==== Records for the exercise

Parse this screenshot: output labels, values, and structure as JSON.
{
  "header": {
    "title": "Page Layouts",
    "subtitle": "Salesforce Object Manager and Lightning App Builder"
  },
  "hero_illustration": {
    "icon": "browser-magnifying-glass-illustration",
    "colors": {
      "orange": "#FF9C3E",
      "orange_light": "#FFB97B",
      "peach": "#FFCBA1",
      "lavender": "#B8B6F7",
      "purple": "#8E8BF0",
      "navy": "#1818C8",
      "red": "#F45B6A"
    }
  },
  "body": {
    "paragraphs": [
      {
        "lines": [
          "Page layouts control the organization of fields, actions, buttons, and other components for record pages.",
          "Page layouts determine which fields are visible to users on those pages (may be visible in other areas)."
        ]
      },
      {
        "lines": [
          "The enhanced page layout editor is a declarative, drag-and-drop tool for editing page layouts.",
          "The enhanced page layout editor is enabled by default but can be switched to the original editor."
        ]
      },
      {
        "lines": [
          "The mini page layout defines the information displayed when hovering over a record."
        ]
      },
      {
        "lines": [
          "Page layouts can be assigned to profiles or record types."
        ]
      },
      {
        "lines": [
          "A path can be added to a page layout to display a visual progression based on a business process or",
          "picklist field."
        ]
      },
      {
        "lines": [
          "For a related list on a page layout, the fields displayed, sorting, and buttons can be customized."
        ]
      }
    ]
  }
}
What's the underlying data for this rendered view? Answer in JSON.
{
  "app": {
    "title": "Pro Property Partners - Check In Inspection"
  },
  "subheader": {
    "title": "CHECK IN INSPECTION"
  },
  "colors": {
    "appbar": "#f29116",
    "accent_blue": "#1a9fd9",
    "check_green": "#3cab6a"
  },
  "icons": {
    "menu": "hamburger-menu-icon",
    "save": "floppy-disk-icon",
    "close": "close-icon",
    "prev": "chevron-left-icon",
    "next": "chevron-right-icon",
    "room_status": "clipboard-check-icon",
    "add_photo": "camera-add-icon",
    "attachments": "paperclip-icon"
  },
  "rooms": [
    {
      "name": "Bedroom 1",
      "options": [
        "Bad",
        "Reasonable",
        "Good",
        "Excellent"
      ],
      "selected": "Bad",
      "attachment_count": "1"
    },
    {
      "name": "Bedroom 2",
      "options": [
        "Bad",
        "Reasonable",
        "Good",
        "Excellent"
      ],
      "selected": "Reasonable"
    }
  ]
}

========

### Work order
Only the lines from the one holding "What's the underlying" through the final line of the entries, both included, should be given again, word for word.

### Reply to the task
What's the underlying data for this rendered view? Answer in JSON.
{
  "app": {
    "title": "Pro Property Partners - Check In Inspection"
  },
  "subheader": {
    "title": "CHECK IN INSPECTION"
  },
  "colors": {
    "appbar": "#f29116",
    "accent_blue": "#1a9fd9",
    "check_green": "#3cab6a"
  },
  "icons": {
    "menu": "hamburger-menu-icon",
    "save": "floppy-disk-icon",
    "close": "close-icon",
    "prev": "chevron-left-icon",
    "next": "chevron-right-icon",
    "room_status": "clipboard-check-icon",
    "add_photo": "camera-add-icon",
    "attachments": "paperclip-icon"
  },
  "rooms": [
    {
      "name": "Bedroom 1",
      "options": [
        "Bad",
        "Reasonable",
        "Good",
        "Excellent"
      ],
      "selected": "Bad",
      "attachment_count": "1"
    },
    {
      "name": "Bedroom 2",
      "options": [
        "Bad",
        "Reasonable",
        "Good",
        "Excellent"
      ],
      "selected": "Reasonable"
    }
  ]
}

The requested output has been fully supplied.